> **The data**:
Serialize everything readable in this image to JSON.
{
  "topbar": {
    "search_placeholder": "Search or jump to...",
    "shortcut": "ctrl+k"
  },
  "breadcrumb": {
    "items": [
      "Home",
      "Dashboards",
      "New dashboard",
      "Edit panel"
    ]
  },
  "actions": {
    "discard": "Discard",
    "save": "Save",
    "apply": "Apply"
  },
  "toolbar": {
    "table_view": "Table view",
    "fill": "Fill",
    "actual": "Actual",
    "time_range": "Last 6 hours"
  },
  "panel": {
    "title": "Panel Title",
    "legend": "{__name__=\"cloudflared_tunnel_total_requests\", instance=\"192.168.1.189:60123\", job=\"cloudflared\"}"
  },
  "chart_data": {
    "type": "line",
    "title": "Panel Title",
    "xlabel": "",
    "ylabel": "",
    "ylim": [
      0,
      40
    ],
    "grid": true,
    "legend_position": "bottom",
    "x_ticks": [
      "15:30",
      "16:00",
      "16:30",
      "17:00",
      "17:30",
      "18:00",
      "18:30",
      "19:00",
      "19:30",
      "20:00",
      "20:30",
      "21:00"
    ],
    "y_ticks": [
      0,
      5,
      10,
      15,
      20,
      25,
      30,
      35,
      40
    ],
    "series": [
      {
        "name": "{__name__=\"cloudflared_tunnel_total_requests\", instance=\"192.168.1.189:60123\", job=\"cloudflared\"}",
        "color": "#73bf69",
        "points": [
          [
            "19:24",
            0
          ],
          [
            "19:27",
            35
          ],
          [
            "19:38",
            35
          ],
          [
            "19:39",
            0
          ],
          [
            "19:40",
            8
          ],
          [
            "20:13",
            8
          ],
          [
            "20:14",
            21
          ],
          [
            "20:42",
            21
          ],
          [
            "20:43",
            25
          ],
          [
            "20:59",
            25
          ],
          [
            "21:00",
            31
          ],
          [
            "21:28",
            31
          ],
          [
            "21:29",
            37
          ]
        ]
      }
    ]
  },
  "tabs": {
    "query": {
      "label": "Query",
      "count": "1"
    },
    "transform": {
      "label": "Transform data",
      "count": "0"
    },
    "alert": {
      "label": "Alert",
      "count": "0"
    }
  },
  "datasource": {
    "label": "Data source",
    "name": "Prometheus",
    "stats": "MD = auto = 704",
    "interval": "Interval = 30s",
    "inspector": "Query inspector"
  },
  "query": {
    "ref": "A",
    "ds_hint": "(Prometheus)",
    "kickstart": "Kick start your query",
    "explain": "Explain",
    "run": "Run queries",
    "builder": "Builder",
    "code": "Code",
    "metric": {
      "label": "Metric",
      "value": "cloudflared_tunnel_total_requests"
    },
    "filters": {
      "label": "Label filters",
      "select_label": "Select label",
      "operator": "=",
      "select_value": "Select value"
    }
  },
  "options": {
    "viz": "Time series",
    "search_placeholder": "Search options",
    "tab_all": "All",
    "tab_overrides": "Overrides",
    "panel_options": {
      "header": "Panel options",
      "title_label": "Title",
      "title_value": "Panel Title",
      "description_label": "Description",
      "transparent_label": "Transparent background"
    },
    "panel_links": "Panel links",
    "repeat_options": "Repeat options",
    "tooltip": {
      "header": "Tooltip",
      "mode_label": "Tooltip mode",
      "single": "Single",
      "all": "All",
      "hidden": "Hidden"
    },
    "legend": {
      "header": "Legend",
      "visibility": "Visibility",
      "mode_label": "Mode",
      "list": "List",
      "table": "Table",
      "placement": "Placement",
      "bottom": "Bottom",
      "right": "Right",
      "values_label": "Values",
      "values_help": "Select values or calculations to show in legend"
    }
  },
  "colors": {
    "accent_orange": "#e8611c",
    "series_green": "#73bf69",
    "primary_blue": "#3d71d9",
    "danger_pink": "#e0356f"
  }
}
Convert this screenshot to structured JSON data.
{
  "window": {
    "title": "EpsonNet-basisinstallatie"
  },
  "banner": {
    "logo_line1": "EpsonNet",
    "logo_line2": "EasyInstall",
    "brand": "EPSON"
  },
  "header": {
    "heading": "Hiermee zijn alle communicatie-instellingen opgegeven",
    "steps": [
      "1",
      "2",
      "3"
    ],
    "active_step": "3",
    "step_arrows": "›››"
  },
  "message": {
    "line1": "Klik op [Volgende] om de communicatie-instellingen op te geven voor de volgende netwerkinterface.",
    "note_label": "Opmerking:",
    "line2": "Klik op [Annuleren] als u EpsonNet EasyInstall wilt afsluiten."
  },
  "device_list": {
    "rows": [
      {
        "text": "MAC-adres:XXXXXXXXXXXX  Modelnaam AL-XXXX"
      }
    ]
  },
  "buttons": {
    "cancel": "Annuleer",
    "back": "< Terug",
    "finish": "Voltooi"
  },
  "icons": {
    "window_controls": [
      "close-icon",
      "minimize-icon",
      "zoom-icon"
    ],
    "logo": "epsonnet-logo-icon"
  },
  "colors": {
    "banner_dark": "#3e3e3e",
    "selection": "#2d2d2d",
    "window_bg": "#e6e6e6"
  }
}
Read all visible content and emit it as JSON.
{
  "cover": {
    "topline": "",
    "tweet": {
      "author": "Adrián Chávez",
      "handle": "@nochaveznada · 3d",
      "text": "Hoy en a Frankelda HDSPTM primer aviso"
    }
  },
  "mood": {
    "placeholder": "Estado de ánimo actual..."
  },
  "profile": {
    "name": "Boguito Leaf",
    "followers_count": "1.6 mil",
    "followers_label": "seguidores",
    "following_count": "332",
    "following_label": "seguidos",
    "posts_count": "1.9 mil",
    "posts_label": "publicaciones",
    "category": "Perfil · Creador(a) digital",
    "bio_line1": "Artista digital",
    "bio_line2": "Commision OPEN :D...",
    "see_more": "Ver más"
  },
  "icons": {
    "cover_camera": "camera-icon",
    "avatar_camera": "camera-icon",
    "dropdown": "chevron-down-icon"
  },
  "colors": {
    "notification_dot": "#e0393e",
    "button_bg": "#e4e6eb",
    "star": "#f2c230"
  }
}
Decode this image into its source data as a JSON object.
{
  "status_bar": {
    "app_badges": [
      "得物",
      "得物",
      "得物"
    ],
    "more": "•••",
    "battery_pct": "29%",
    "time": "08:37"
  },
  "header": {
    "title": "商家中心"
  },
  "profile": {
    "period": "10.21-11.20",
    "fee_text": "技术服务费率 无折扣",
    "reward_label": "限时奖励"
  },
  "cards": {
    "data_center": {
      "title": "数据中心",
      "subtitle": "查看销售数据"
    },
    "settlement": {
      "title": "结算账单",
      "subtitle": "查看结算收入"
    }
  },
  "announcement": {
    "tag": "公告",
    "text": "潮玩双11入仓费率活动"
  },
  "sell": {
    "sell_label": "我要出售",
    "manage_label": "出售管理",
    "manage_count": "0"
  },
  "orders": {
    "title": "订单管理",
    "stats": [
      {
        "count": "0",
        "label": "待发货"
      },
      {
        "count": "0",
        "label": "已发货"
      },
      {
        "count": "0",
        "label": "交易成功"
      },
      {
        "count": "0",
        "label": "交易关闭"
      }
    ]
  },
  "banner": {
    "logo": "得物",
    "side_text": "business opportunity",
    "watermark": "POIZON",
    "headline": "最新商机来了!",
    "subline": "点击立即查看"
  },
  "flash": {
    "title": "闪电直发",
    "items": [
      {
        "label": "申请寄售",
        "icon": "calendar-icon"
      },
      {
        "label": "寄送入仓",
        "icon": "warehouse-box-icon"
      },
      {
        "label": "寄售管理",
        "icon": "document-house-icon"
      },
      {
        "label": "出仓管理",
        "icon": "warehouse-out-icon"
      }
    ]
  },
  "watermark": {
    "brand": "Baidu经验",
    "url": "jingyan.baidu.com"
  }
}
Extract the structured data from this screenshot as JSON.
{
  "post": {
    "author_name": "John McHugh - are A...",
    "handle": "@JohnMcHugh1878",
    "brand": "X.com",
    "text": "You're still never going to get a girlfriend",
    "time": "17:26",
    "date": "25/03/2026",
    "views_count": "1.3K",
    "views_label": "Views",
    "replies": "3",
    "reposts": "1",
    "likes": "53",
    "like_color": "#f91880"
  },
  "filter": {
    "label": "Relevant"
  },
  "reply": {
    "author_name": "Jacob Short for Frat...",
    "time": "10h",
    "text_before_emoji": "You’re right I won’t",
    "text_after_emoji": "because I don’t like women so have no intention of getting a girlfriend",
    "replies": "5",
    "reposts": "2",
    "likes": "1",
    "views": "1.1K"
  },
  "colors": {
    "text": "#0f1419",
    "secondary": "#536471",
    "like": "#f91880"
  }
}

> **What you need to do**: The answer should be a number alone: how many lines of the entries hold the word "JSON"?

> **Solved exercise**: 5